Ford3, Ford4, Ford5, etc., can be deployed on either HostA or HostB. Each will get their own CA (either assigned by the cloud or by the tenant), but there is no need for more than one PA per host thanks to NVGRE. That keeps IP management simpler and more scalable.
It is rare that a tenant wants just one network. The example shown above is very simplistic, and to be honest, it doesn’t accurately represent what HNV provides. It is a basic illustration to present a concept, often shown as Red Corp and Blue Corp during Microsoft presentations. It’s time to go further down the rabbit hole and see what HNV can do.
Dividing VM networks into VM subnets.
In reality a tenant often wants multiple subnets in their virtual network. HNV allows this, as you can see in the above diagram. Again, in this example, Ford and General Motors have virtual networks, referred to as VM networks in System Center Virtual Machine Manager (VMM). This provides tenant isolation. Both Ford and General Motors require more than one subnet, so these are provided in the form of VM subnets. These subnets have IDs, IP ranges, and a default gateway, just like a subnet does in the physical network.
Now, in the above diagram we can see that Ford and General Motors have both deployed two VM subnets in their own VM Networks. The Ford VM subnets are routed to each other, the General Motor VM subnets are routed to each other, but neither Ford, General Motors, nor the hosting company can route to each other. In the case of General Motors, the VMs in VM subnet 5002 will have a default gateway of 192.168.1.1 and the VM subnet 5003 will have a default gateway of 192.168.2.1. VMs in each VM subnet will use their respective default gateways to communicate with other VM subnets in the same VM network.
What if a tenant wants to isolate VM subnets from each other? In this case, you deploy another VM network, as VM Networks are the unit of isolation. Any VM subnet in a VM Network is routed to all other VM subnets in the VM Network. VM subnets in one VM network are isolated from other VM subnets in other VM networks.
It’s all well and good if you have services running on these nicely isolated virtual machines, but there are PCs that will want to connect to them to access SharePoint farms and send or receive emails, and web farms to share to the Internet. How exactly do VMs on abstracted networks communicate with the world via their NVGRE encapsulated networking?
This is made possible using a NVGRE appliance. We have returned to the high-level view of NVGRE and added an NVGRE appliance (sometimes called a gateway) to the following illustration. This appliance allows us to extend the virtualized NVGRE networks to the physical world.
A NVGRE appliance.

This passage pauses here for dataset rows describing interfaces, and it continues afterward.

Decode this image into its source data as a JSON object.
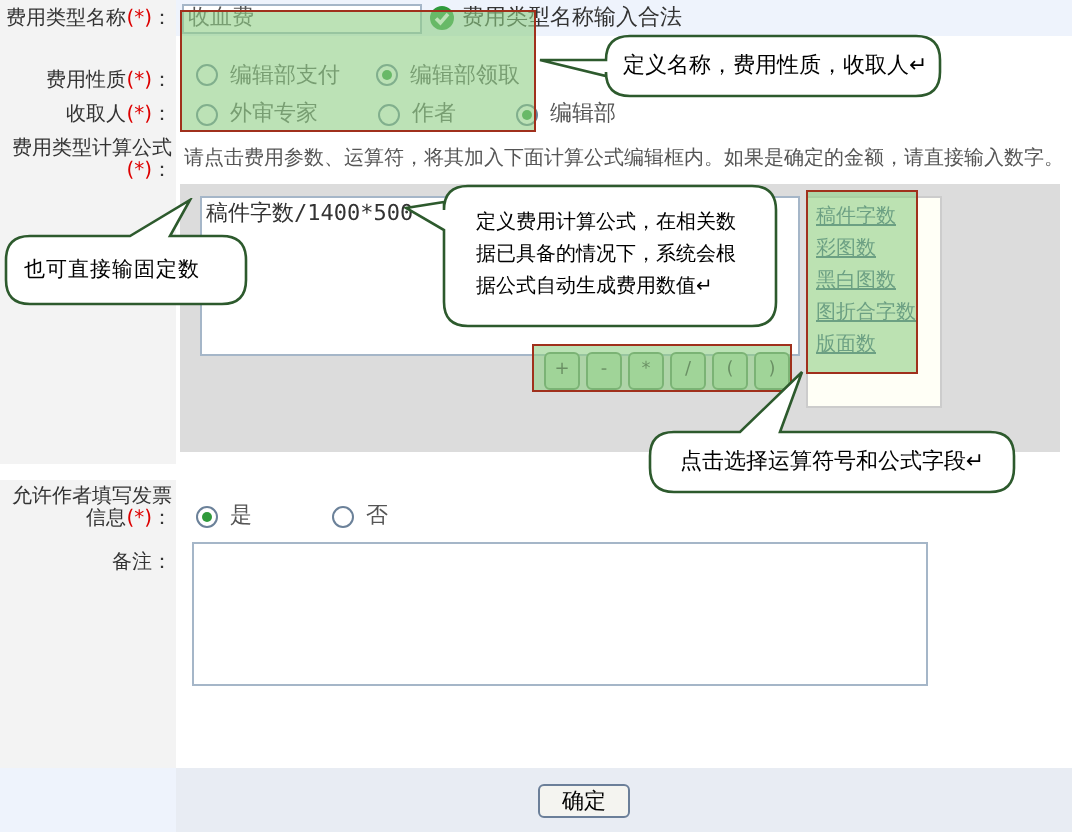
{
  "rows": [
    {
      "kind": "text",
      "label": "费用类型名称",
      "mark": "(*)",
      "colon": "：",
      "value": "收血费",
      "status": "费用类型名称输入合法"
    },
    {
      "kind": "radio",
      "label": "费用性质",
      "mark": "(*)",
      "colon": "：",
      "options": [
        {
          "label": "编辑部支付",
          "selected": false
        },
        {
          "label": "编辑部领取",
          "selected": true
        }
      ]
    },
    {
      "kind": "radio",
      "label": "收取人",
      "mark": "(*)",
      "colon": "：",
      "options": [
        {
          "label": "外审专家",
          "selected": false
        },
        {
          "label": "作者",
          "selected": false
        },
        {
          "label": "编辑部",
          "selected": true
        }
      ]
    },
    {
      "kind": "formula",
      "label": "费用类型计算公式",
      "mark": "(*)",
      "colon": "：",
      "hint": "请点击费用参数、运算符，将其加入下面计算公式编辑框内。如果是确定的金额，请直接输入数字。",
      "value": "稿件字数/1400*500",
      "operators": [
        "+",
        "-",
        "*",
        "/",
        "(",
        ")"
      ],
      "fields": [
        "稿件字数",
        "彩图数",
        "黑白图数",
        "图折合字数",
        "版面数"
      ]
    },
    {
      "kind": "radio",
      "label": "允许作者填写发票信息",
      "mark": "(*)",
      "colon": "：",
      "options": [
        {
          "label": "是",
          "selected": true
        },
        {
          "label": "否",
          "selected": false
        }
      ]
    },
    {
      "kind": "textarea",
      "label": "备注",
      "colon": "："
    }
  ],
  "submit": "确定",
  "callouts": [
    {
      "text": "定义名称，费用性质，收取人↵"
    },
    {
      "text": "也可直接输固定数"
    },
    {
      "text": "定义费用计算公式，在相关数据已具备的情况下，系统会根据公式自动生成费用数值↵"
    },
    {
      "text": "点击选择运算符号和公式字段↵"
    }
  ]
}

The VM Networks are compartmentalized in the NVGRE Gateway to continue the isolation of the VM networks through to the physical layer without any need for using VLANs.

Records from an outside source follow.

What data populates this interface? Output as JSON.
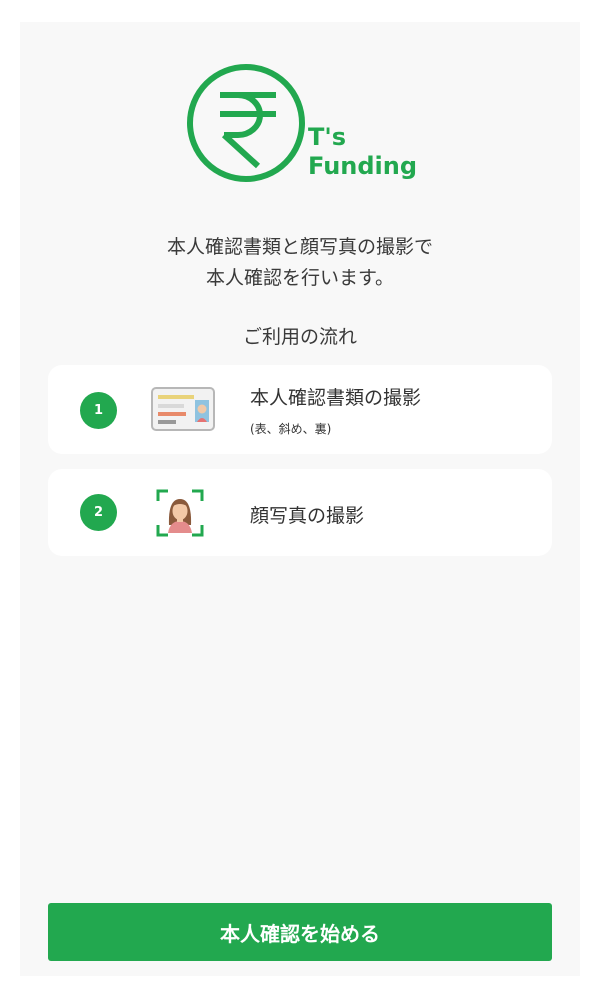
{
  "brand": {
    "logo_icon": "rupee-circle-icon",
    "name_line1": "T's",
    "name_line2": "Funding",
    "color": "#22a84f"
  },
  "intro": {
    "line1": "本人確認書類と顔写真の撮影で",
    "line2": "本人確認を行います。"
  },
  "flow": {
    "title": "ご利用の流れ",
    "steps": [
      {
        "number": "1",
        "icon": "id-card-icon",
        "label": "本人確認書類の撮影",
        "sub": "(表、斜め、裏)"
      },
      {
        "number": "2",
        "icon": "face-capture-icon",
        "label": "顔写真の撮影",
        "sub": ""
      }
    ]
  },
  "start_button": {
    "label": "本人確認を始める"
  }
}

The lack of available NVGRE appliances delayed the adoption of SDN and HNV, but these appliances are starting to appear from companies such as Iron Networks, Huawei, and F5.
System Center VMM plays several critical roles in HNV.
There are some significant feature improvements/introductions that we will highlight in WSSC 2012 R2.
Damian Flynn (MVP, Cloud, and Datacenter Management) and Nigel Cain (Microsoft) are writing a series of articles to explain the concepts of HNV and how to design and implement a solution using System Center. This series is expanding over time and is essential reading for anyone want to learn about the intricacies of HNV. There is a steep learning curve, but it is one worth climbing.
At TechEd 2013, Greg Cusanza (Microsoft) and Charlie Wen (Microsoft) presented two sessions (MDC-B350 and MDC-B351) that is must-watch content if you are just reviewing the concepts of HNV. In it, they explain how HNV works and how it can be designed and implemented, and they go over the new features of Windows Server and System Center 2012 R2.